Gender Female 33 (46%)    
 Male 38 (54%)    
Age < 5 years 28 (39%)    
 9-12 years 26 (37%)    
 10+ years 17 (24%)    
Patient VTE classification Symptomatic VTE 3 (4%)    
 Asymptomatic VTE 12 (17%)    
 No VTE 56 (79%)    
Demographics by CVC Type  Type of CVC   
  PICC Port-a-Cath Total  
Gender Female 35 (45%) 3 (100%) 38 (48%)  
 Male 42 (55%) 0 (0%) 42 (53%)  
Age < 5 years 29 (38%) 2 (67%) 31 (39%)  
 9-12 years 30 (39%) 0 (0%) 30 (38%)  
 10+ years 18 (23%) 1 (33%) 19 (24%)  
Type of ALL SR-ALL 54 (70%) 0 (0%) 54 (68%)  
 HR-ALL 23 (30%) 2 (67%) 25 (31%)  
 T-ALL 0 (0%) 1 (33%) 1 (1%)  
Patient VTE classification Symptomatic VTE 3 (4%) 0 (0%) 3 (4%)  
 Asymptomatic VTE 12 (17%) 0 (0%) 12 (17%)  
 No VTE 54 (78%) 2 (100%) 56 (79%)  
  Patient VTE classification  
Demographics by VTE  Symptomatic VTE Asymptomatic VTE No VTE Total 
Gender Female 1 (33%) 7 (58%) 25 (45%) 33 (46%) 
 Male 2 (67%) 5 (42%) 31 (55%) 38 (54%) 
Age categories < 5 years 1 (33%) 4 (33%) 23 (41%) 28 (39%) 
 9-12 years 0 (0%) 3 (25%) 23 (41%) 26 (37%) 
 10+ years 2 (67%) 5 (42%) 10 (18%) 17 (24%) 
Type of ALL SR-ALL 1 (33%) 7 (58%) 39 (70%) 47 (66%) 
 HR-ALL 2 (67%) 5 (42%) 16 (29%) 23 (32%) 
 T-ALL 0 (0%) 0 (0%) 1 (2%) 1 (1%) 

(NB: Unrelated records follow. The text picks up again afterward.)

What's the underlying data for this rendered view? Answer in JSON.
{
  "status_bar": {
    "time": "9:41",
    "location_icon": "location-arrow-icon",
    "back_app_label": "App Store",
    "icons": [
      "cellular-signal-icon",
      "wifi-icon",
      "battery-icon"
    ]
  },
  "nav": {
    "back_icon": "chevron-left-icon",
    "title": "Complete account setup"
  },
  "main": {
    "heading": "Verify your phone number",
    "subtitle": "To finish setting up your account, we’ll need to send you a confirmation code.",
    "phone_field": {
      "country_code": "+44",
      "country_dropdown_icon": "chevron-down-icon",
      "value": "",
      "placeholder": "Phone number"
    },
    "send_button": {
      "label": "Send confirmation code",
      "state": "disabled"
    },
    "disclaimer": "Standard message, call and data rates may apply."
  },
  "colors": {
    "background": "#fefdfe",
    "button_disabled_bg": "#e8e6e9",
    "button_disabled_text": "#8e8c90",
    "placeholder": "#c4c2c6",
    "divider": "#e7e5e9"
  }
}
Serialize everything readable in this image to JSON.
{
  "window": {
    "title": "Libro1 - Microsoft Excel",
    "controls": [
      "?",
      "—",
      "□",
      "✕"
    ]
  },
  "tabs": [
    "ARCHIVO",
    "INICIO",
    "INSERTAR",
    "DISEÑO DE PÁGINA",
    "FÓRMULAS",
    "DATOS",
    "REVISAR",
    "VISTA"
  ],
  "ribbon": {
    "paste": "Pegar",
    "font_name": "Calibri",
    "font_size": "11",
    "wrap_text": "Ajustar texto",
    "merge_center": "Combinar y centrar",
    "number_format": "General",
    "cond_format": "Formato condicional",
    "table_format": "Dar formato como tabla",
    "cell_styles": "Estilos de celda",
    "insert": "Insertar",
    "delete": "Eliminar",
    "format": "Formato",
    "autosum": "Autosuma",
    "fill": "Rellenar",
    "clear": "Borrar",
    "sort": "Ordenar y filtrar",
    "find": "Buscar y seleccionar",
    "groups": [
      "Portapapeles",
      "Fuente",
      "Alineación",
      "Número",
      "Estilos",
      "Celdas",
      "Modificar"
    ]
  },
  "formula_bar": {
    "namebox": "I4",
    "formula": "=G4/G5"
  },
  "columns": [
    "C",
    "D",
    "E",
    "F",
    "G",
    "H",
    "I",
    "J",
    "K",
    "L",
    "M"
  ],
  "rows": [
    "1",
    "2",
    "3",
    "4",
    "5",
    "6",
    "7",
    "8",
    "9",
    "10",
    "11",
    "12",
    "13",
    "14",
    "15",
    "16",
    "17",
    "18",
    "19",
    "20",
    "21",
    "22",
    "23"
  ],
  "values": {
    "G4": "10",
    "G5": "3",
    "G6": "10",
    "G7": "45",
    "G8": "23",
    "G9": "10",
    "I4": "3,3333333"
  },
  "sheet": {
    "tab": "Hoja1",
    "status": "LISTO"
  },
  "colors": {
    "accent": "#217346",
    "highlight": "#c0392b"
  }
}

Disclosures

Ko:Alexion: Honoraria; NovoNordisk: Consultancy. Young:Bayer: Consultancy; Kedrion: Consultancy; Novo Nordisk: Consultancy, Honoraria; Baxter: Consultancy; Biogen Idec: Consultancy, Honoraria.

Author notes

*

Asterisk with author names denotes non-ASH members.